During the time that Johan Inger choreographed Walking Mad, he
was slightly obsessed by old footage of Zubin Mehta conducting the Los Angeles
Philharmonic Orchestra. In the black-and-white film, Inger found the key to the
Bolero. What begins as a quiet, gradual piece becomes wild, expressive and
intense. Originally choreographed for Netherlands Dance Theater in 2001, Walking
Mad is a highly visual interpretation of the Bolero.
“Johan has made two
ballets for us.
His Bolero is a crazy, different approach to the piece,”
“He took Boleros from all over the world. It’s very open and
Alexander Ekman found his Bolero in a variety of sources,
including the breathing of his dancers. Switching between pre-recorded
orchestrations of the music to live a cappella sound, Ekman’s score hints at the
many incarnations of Ravel’s piece over time. Episode 17 was commissioned by
Göteborg Ballet in 2008 and is a frantic, energized take on the
The “3xBolero” program is one of many projects initiated by
Binder since her appointment as artistic director in 2011. Before arriving in
Sweden, she lived in Berlin for many years, where she served as artistic
director for the Berlin Ballet and as an advisor to the Deutsch
With 40 dancers from more than 20 countries, ranging from 20 to 40+
years of age, Göteborg Ballet is the perfect vehicle for Binder’s ideas. “We
have a great troupe of fantastic dancers. With dancers from so many places, we
have a microcosm of the cultural collisions of modern life.
When I look
for dancers, I’m actually looking for performers who can embrace the future of
the performing arts, who are open to use voice, language and translation from
meaning into movement. My job is to take them all and guide them into the future
that is changing.”
For Binder, who never took an interest in making her

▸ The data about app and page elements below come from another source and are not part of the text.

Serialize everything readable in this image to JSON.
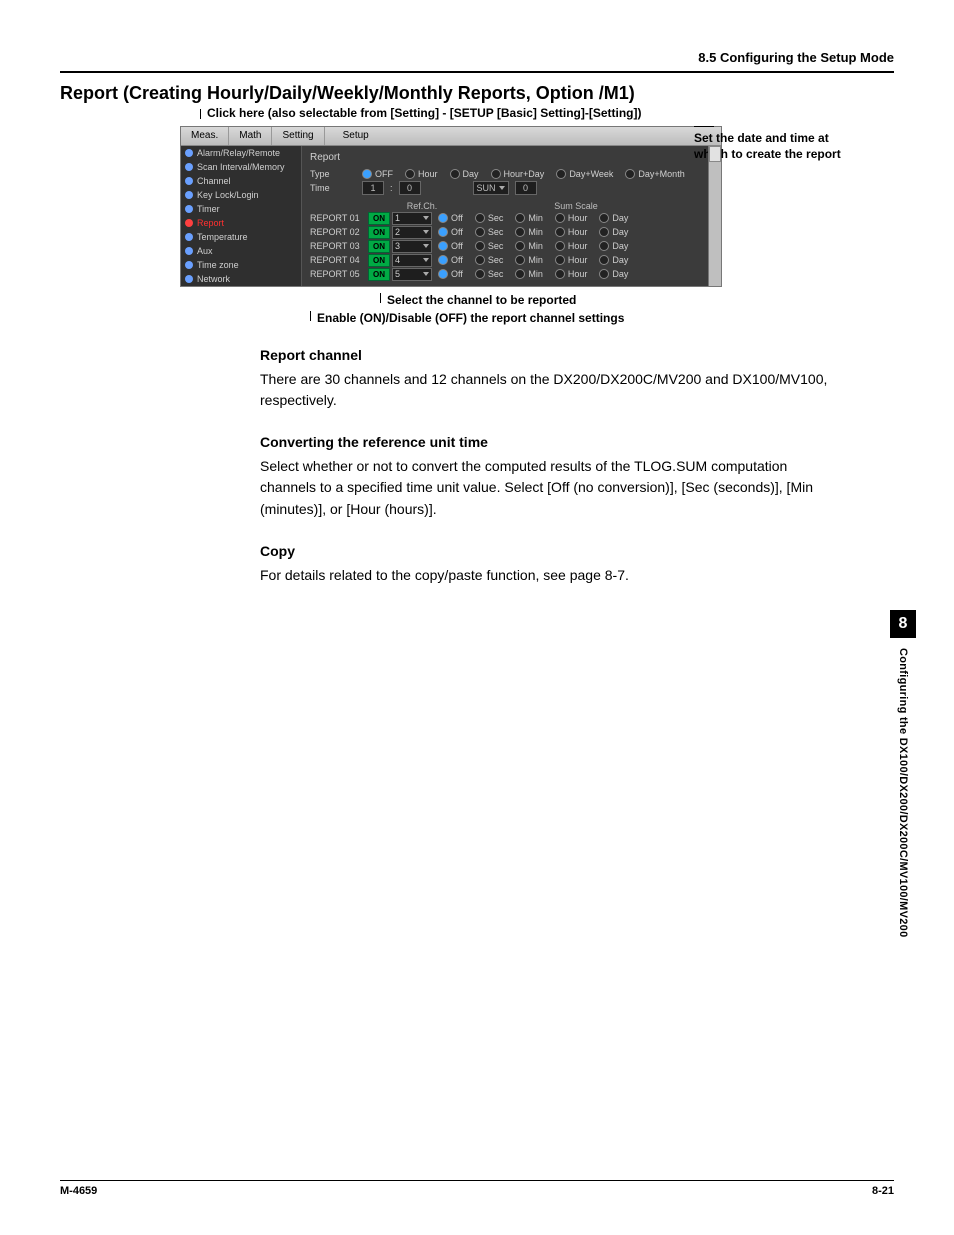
{
  "header": {
    "section": "8.5  Configuring the Setup Mode"
  },
  "title": "Report (Creating Hourly/Daily/Weekly/Monthly Reports, Option /M1)",
  "callouts": {
    "top": "Click here (also selectable from [Setting] - [SETUP [Basic] Setting]-[Setting])",
    "right1": "Set the date and time at",
    "right2": "which to create the report",
    "below1": "Select the channel to be reported",
    "below2": "Enable (ON)/Disable (OFF) the report channel settings"
  },
  "shot": {
    "menus": [
      "Meas.",
      "Math",
      "Setting",
      "Setup"
    ],
    "sidebar": [
      {
        "label": "Alarm/Relay/Remote",
        "active": false
      },
      {
        "label": "Scan Interval/Memory",
        "active": false
      },
      {
        "label": "Channel",
        "active": false
      },
      {
        "label": "Key Lock/Login",
        "active": false
      },
      {
        "label": "Timer",
        "active": false
      },
      {
        "label": "Report",
        "active": true
      },
      {
        "label": "Temperature",
        "active": false
      },
      {
        "label": "Aux",
        "active": false
      },
      {
        "label": "Time zone",
        "active": false
      },
      {
        "label": "Network",
        "active": false
      }
    ],
    "group": "Report",
    "typeLabel": "Type",
    "timeLabel": "Time",
    "typeOptions": [
      "OFF",
      "Hour",
      "Day",
      "Hour+Day",
      "Day+Week",
      "Day+Month"
    ],
    "typeSelected": "OFF",
    "timeHour": "1",
    "timeMin": "0",
    "timeDay": "SUN",
    "timeDate": "0",
    "colRef": "Ref.Ch.",
    "colSum": "Sum Scale",
    "rows": [
      {
        "name": "REPORT 01",
        "on": "ON",
        "ch": "1",
        "sum": "Off"
      },
      {
        "name": "REPORT 02",
        "on": "ON",
        "ch": "2",
        "sum": "Off"
      },
      {
        "name": "REPORT 03",
        "on": "ON",
        "ch": "3",
        "sum": "Off"
      },
      {
        "name": "REPORT 04",
        "on": "ON",
        "ch": "4",
        "sum": "Off"
      },
      {
        "name": "REPORT 05",
        "on": "ON",
        "ch": "5",
        "sum": "Off"
      }
    ],
    "sumOptions": [
      "Sec",
      "Min",
      "Hour",
      "Day"
    ]
  },
  "sections": {
    "s1": {
      "h": "Report channel",
      "p": "There are 30 channels and 12 channels on the DX200/DX200C/MV200 and DX100/MV100, respectively."
    },
    "s2": {
      "h": "Converting the reference unit time",
      "p": "Select whether or not to convert the computed results of the TLOG.SUM computation channels to a specified time unit value.  Select [Off (no conversion)], [Sec (seconds)], [Min (minutes)], or [Hour (hours)]."
    },
    "s3": {
      "h": "Copy",
      "p": "For details related to the copy/paste function, see page 8-7."
    }
  },
  "tab": {
    "num": "8",
    "side": "Configuring the DX100/DX200/DX200C/MV100/MV200"
  },
  "footer": {
    "left": "M-4659",
    "right": "8-21"
  }
}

own pieces but dedicated herself to promoting the works of emerging and
established artists, Göteborg Ballet offers a unique opportunity to pave a new
path in the dance community.
“The exciting thing is the possibility to
strategically develop a vision, but to form through the programming a vision
that guides into the future to reflect on subjects through this interesting art
form. We have a responsibility to bring things into the eye of the public that
are probably understood differently in spoken form.
The art form of dance
has huge potential in this area,” she says.
Göteborg Ballet will perform
“3xBolero” at TAPAC from May 29 through June 2. For more information, visit